Fred Pooley
Fred Pooley

Pooley’s life is included in the latest update to the Oxford Dictionary of National Biography, released this month, which features the biographies of a selection of the most influential individuals ‘at the heart of the transformation of urban Britain’ in the years after 1945.

The twelve-storey concrete tower housing the Buckingham county council’s offices off Aylesbury’s market square (completed in 1966) soon became known as ‘Pooley’s Folly’ – after its designer, Fred Pooley (1916-1998).

The author of Pooley’s biography, Professor Guy Ortolano, traces Pooley’s career from the engineer’s office at the borough of West Ham and war service in the Royal Engineers.

After the war he became a planning officer in Coventry, which enjoyed an international reputation in urban planning, ‘with its sleek modern buildings, pedestrian centre, and sophisticated

traffic management’

Pooley came to Buckinghamshire as chief architect in 1954, where he oversaw a building programme which favoured brickwork over concrete, used pitched roofs, and where possible,

local builders. He saw himself as a conservationist.

His most notorious construction, the county hall in Aylesbury, is therefore all the more surprising, for its imposition of a ‘brutalist’ structure into the centre of a historic market town.

Another of Pooley’s legacies to Buckinghamshire was his 1964 plan for ‘North Bucks New City’, which became Milton Keynes – though his plans put monorail public transport, rather

than cars, at its centre.
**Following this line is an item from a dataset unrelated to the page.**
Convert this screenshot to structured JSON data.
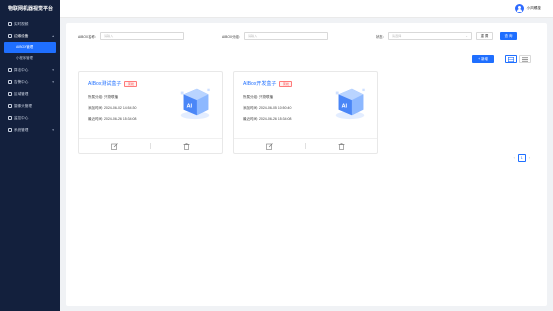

His ambitious ideas, though, were rejected as too expensive by central government.

So it is for ‘Pooley’s folly’ in Aylesbury rather than the North Bucks ‘Pooleyville’ that this affable planner is now remembered.

Introducing the new lives, Dr Otto Saumarez Smith comments that Britain’s post-war planners have become bogeymen, and have regularly been castigated for their legacies.

This biographical exercise, however, offers an opportunity to reassess these controversial figures: ‘The subject is hugely significant’, Dr Saumarez Smith writes, ‘because of the profound effect it had, and continues to have, on everyday lives and places across the country’.

The Oxford DNB is the national record of men and women who have shaped British history, worldwide, from prehistory to the year 2015. From February 2019 the Dictionary includes

biographies of 63,261 individuals, written by over 10,000 contributors. It is freely accessible to members of most public libraries.